Many people consistently fail to teach their dog to walk properly on the lead, which then triggers a lifetime of them having their backs or arms strained to busting point, as the dog tows them down the road, mangling his windpipe in the process and risking permanent damage to his neck and spine.
A dog pulls on the lead to get somewhere quicker than you are walking. When you put any device such as a choke chain on him, he will then pull even harder to try to escape the pressure you are applying to his neck. The more you pull back, the more he will then pull forward to escape this pressure. It's a totally endless and pointless battle.
The best way to lead train a dog is as follows. First, decide how far ahead you want your dog to go on the lead. As soon as he's gone this distance and the lead goes tight, stop immediately and make him come back to you and sit. By contrast, any time he is walking nicely next to you, praise him fulsomely, say a word such as ‘Close', and give him a treat. Your dog needs to learn that only walking next to you will bring rewards, whereas pulling will get him nowhere.
That's all there is to it. Granted this exercise can be very tedious until you have finally perfected it. But isn't this still preferable to a lifetime with a pathological puller?
8. Failing to properly correct ‘wrong' behaviour the instant it starts
A great many bad behaviours in dogs only persist, or become ingrained, because they weren't properly challenged and corrected the instant they first started.
Owners often imagine they have corrected a dog, when in fact they have just got angry and upset or frustrated and shouted at him, which usually makes matters worse.
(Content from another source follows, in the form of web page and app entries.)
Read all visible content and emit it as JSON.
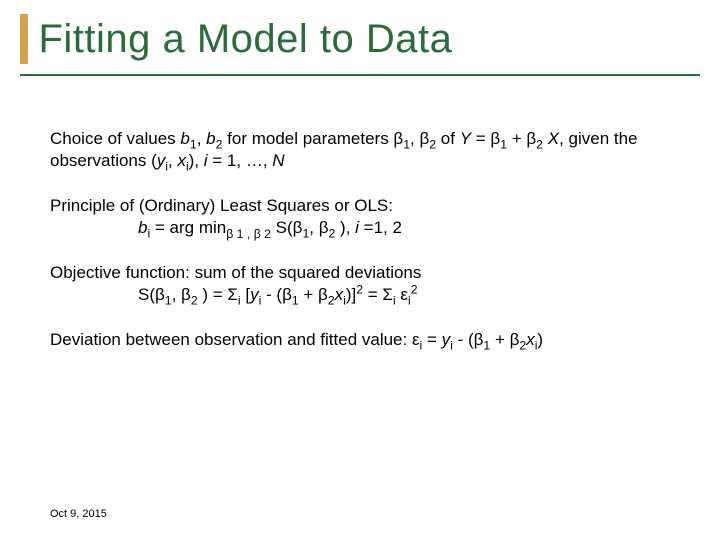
{
  "title": "Fitting a Model to Data",
  "p1a": "Choice of values ",
  "p1_b1": "b",
  "p1_s1": "1",
  "p1b": ", ",
  "p1_b2": "b",
  "p1_s2": "2",
  "p1c": " for model parameters β",
  "p1_s1b": "1",
  "p1d": ", β",
  "p1_s2b": "2",
  "p1e": " of ",
  "p1_Y": "Y",
  "p1f": " = β",
  "p1_s1c": "1",
  "p1g": " + β",
  "p1_s2c": "2",
  "p1h": " ",
  "p1_X": "X",
  "p1i": ", given the observations (",
  "p1_yi_y": "y",
  "p1_yi_i": "i",
  "p1j": ", ",
  "p1_xi_x": "x",
  "p1_xi_i": "i",
  "p1k": "), ",
  "p1_i": "i",
  "p1l": " = 1, …, ",
  "p1_N": "N",
  "p2a": "Principle of (Ordinary) Least Squares or OLS:",
  "p2_bi_b": "b",
  "p2_bi_i": "i",
  "p2b": " = arg min",
  "p2_sub": "β 1 , β 2",
  "p2c": "  S(β",
  "p2_s1": "1",
  "p2d": ", β",
  "p2_s2": "2",
  "p2e": " ), ",
  "p2_i": "i",
  "p2f": " =1, 2",
  "p3a": "Objective function: sum of the squared deviations",
  "p3b": "S(β",
  "p3_s1": "1",
  "p3c": ", β",
  "p3_s2": "2",
  "p3d": " ) = Σ",
  "p3_si1": "i",
  "p3e": " [",
  "p3_yi_y": "y",
  "p3_yi_i": "i",
  "p3f": " - (β",
  "p3_s1b": "1",
  "p3g": " + β",
  "p3_s2b": "2",
  "p3_xib_x": "x",
  "p3_xib_i": "i",
  "p3h": ")]",
  "p3_sq": "2",
  "p3i": " = Σ",
  "p3_si2": "i",
  "p3j": " ε",
  "p3_ei": "i",
  "p3_sq2": "2",
  "p4a": "Deviation between observation and fitted value: ε",
  "p4_ei": "i",
  "p4b": " = ",
  "p4_yi_y": "y",
  "p4_yi_i": "i",
  "p4c": " - (β",
  "p4_s1": "1",
  "p4d": " + β",
  "p4_s2": "2",
  "p4_xi_x": "x",
  "p4_xi_i": "i",
  "p4e": ")",
  "footer": "Oct 9, 2015"
}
There is a world of difference between correcting wrong behaviour in a dog, and simply rewarding/reinforcing this behaviour instead through the type of attention you give it. To correct a dog you must adopt a calm but firm manner, make good eye contact with him, then walk quickly forward into his space, making him move back as you give your correction word or sound - such as ‘Uh-huh!'. Thereafter, immediately invite a preferable behaviour from him - such as ‘Lie down' or ‘Sit' and ‘Watch me' - which you can reward instead with much praise and a treat.
Doing this every time your dog does the wrong thing will have a lot more impact on changing his future behaviour.
9. Failing to ALWAYS make good behaviour pay
Just as owners can reinforce wrong behaviour in their dog with inappropriate attention, they also have a tendency to take better behaviour for granted. This in turn makes wrong behaviour increasingly more rewarding or appealing.
So get into the habit of always making a big fuss of your dog, and intermittently rewarding him with treats, whenever he is doing something good - such as settling quietly - or cooperates with you or a command is some positive way. This is the best way to shape any dog's behaviour for the better.
10. Failing to remember that dogs are not people, and will never be able to think like us
Everyone has made a mistake sometime with a dog. Erring is human and mistakes are the critical first step to our learning to do things better. Because we are human, however, our mental programming often makes us forget that dogs do not think like us. This in turn leads us to judge them over-harshly or unjustly.
Dogs are not stupid, or bad, or mad; they are simply a different species, designed for a very different existence to our own, who need help to understand what we want of them. And the more we respect this simple reality, the better our relationships with them can be.